Aaron Olson says the decision to move Mick’s Scuba, Moorhead’s venerable dive shop, was out of his hands. So was the mandate to close its doors shortly after he was ready to open on First Avenue North. But now – major road construction and worldwide pandemic aside – he is back in the water again.
“The city bought out our original location at 421 21st Street South as part of the 20/21st Street underpass project,” he explains. Established some 35 years ago by Mike Knorr, Aaron had bought the shop from its next owner, Duane Kashmark, two years ago … when it found itself smack in the middle of the biggest construction project in Moorhead’s history.

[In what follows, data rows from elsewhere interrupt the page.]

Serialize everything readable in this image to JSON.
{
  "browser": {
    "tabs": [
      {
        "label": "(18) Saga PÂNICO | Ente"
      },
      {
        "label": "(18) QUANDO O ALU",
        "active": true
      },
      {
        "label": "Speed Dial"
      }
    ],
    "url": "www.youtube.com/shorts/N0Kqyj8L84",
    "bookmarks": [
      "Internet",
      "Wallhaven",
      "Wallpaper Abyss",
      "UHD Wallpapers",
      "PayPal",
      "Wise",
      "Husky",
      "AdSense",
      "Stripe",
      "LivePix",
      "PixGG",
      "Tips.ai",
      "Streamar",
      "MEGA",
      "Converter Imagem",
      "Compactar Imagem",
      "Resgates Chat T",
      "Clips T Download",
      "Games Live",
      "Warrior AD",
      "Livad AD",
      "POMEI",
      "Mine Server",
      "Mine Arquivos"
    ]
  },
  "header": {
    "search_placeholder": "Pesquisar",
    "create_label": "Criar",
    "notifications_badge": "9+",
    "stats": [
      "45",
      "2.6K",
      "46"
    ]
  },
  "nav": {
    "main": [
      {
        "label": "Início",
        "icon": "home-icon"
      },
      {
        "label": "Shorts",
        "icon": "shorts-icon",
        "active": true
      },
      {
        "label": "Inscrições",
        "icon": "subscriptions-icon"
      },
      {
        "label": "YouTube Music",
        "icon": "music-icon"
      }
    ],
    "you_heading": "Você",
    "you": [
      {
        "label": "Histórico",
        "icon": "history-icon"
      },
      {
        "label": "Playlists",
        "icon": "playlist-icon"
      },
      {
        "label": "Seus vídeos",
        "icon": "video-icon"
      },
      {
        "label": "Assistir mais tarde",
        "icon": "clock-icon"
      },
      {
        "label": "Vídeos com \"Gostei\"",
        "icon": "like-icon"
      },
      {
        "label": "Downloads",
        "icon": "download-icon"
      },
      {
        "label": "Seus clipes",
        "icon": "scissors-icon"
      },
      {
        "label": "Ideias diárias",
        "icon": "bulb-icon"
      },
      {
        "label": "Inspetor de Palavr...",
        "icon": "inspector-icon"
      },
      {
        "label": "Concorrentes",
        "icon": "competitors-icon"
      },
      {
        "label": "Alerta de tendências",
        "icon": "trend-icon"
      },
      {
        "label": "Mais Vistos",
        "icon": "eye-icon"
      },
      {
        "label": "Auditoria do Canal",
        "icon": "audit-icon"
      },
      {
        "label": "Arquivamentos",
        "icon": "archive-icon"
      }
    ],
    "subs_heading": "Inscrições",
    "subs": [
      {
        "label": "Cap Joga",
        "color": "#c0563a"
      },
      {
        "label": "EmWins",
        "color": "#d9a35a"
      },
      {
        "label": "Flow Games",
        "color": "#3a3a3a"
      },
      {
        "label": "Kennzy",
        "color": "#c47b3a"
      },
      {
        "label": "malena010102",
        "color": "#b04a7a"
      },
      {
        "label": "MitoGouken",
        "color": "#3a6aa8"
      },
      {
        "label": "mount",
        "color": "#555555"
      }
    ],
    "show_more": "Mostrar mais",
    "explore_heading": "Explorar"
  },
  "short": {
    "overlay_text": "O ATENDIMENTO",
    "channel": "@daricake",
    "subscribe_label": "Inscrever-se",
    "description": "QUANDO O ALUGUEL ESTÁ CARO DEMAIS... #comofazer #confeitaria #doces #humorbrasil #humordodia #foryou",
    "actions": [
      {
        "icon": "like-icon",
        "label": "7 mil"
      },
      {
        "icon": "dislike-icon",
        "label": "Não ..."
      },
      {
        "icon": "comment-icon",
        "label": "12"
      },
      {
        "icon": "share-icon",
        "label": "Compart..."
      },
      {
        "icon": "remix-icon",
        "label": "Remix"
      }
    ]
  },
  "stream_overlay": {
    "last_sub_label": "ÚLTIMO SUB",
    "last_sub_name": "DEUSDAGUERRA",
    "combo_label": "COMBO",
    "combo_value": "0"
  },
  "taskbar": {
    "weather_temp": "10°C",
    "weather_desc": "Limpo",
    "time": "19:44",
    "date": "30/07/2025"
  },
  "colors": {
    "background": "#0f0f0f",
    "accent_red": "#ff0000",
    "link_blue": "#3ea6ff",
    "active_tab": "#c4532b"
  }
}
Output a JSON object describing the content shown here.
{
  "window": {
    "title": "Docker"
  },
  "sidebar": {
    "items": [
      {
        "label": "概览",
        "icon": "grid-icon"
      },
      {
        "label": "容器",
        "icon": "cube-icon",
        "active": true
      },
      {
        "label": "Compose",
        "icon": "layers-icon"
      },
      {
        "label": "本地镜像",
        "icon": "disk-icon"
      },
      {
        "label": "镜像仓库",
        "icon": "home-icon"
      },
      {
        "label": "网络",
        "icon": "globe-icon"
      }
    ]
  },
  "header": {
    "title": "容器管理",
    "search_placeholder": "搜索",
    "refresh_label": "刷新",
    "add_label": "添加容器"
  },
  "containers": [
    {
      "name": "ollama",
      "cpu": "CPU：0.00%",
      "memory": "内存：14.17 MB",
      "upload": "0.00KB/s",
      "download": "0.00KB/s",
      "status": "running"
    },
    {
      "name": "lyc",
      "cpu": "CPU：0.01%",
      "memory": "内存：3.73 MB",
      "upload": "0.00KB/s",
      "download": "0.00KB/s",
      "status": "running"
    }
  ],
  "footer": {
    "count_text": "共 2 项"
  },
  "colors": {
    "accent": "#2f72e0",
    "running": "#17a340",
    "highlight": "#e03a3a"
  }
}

He and wife Julie had more than a year to find a new spot for their shop, which rents, sells and maintains all kinds of scuba diving equipment. They chose the new business condominiums north of the railroad tracks west of Kovash Marine. They made the move late last winter and had just reopened on March 1 when Aaron says he “had a funny feeling that something was going to happen.”
It did. On the weekend of his first dive class, Gov. Tim Walz announced the emergency order to close businesses and hunker down to thwart spread of Covid-19.

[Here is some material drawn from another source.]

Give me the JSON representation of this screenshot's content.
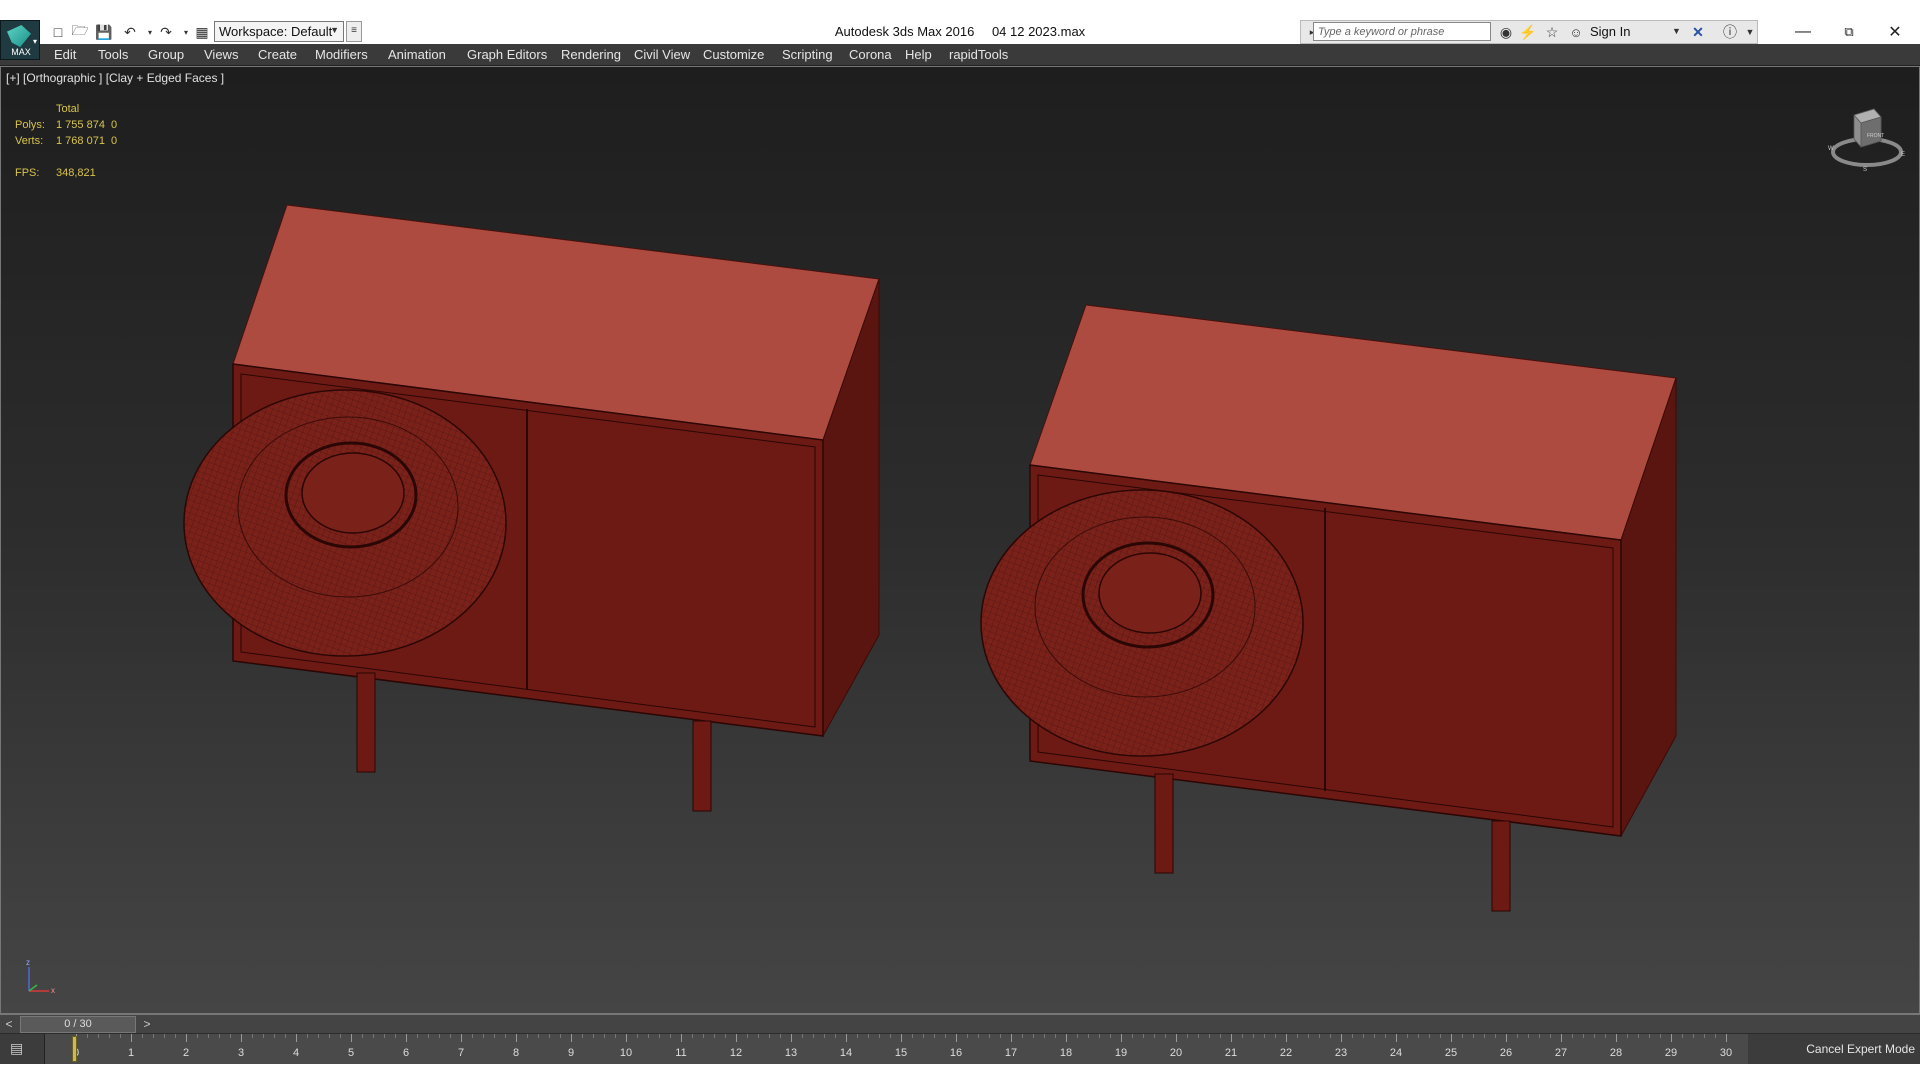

“We were going in the water at the Concordia College pool at 8 p.m. I got the call that they were closed at 6,” he remembers. He and his instructors scrambled and managed to carry the class off without a hitch, moving it to the pool at Mayville State University in North Dakota. An open dive this weekend at Long Lake in Clearwater County marks their return to the Minnesota side of the border.
Aaron, who grew up on a farm near Plaza, North Dakota, discovered the allure of diving when he came to Fargo to attend North Dakota State University. “I saw Mick’s sign, and I was interested,” he recalls. “As soon as I jumped in the water, that was it. I loved it!”

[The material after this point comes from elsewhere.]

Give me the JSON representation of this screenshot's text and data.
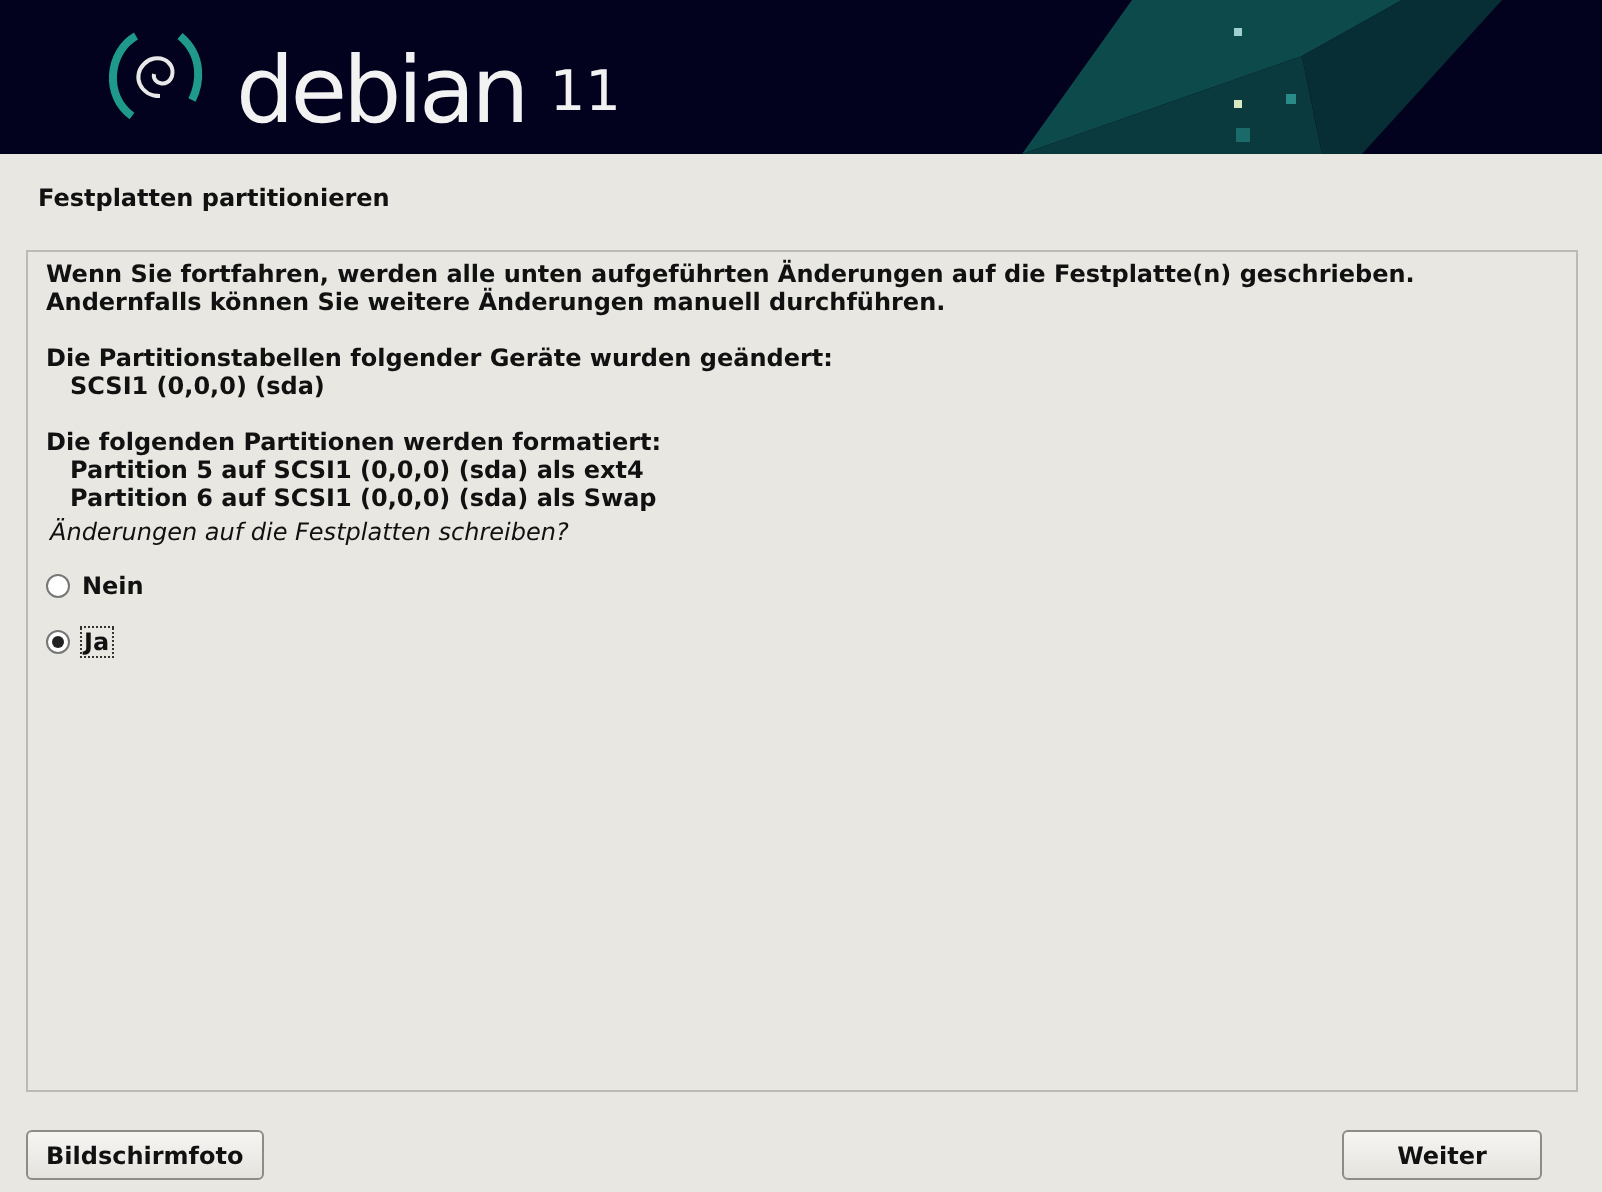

After completing a degree in communication at Northwest Technical College in Wadena, Minnesota, he returned to northwestern North Dakota to work for the local telephone company. Eight years later, he came back to marry his college sweetheart, rekindling his love of diving along the way.
He went on to get the whole list of diving certifications overseen by PADI, the Professional Association of Diving Instructors — open water, advanced and rescue diving and more, as well as “dive master” and assistant instructor. He became a full-fledged instructor after passing testing administered by PADI.
Today Aaron is one of half a dozen instructors who train scuba enthusiasts at Mick’s, including both Knorr and Kashmark. His wife Julie – who prefers staying on dry land – handles the shop from 10:30 a.m. to 5:30 p.m. Monday through Wednesday and Friday. Aaron himself arrives at about 4:30 on those days after completing his daily assignments for his full-time employer, Red River Communications in Abercrombie, North Dakota, then spends the evening doing repairs and annual maintenance on his customers’ diving equipment. He’s always on hand there and open on Thursday evenings, when diving enthusiasts are getting ready for their weekends in deep water.
The pandemic has led to some changes in their routine – sanitizing rental equipment from top to bottom with bleach and letting it dry before another diver touches it. “We always cleaned anyway, but now we take extra precautions,” he notes. Classes now have half as many students per instructor. Divers are encouraged to keep their snorkels on and keep their distance. “Everything I’ve read said you’re safe when you’re under the water,” Aaron points out. “It’s your time out of the water you need to worry about.
“Once I used to think this would be a great retirement job,” he remembers. “Now I still think it will be – but it’s also great now.
“Once you learn to dive, you’re in for life. There’s so much more to do on vacation that sit on the beach. Dunk your head in the water once, and you’re hooked … the colors, the fish, the currents. It’s always changing.”
He adds, “It’s fun to see someone’s reaction when they first breathe underwater. It’s an incredible feeling. You just don’t see someone jump in for the first time, then get out and say, ‘That’s not for me.’ I’ve never heard that – not even once.”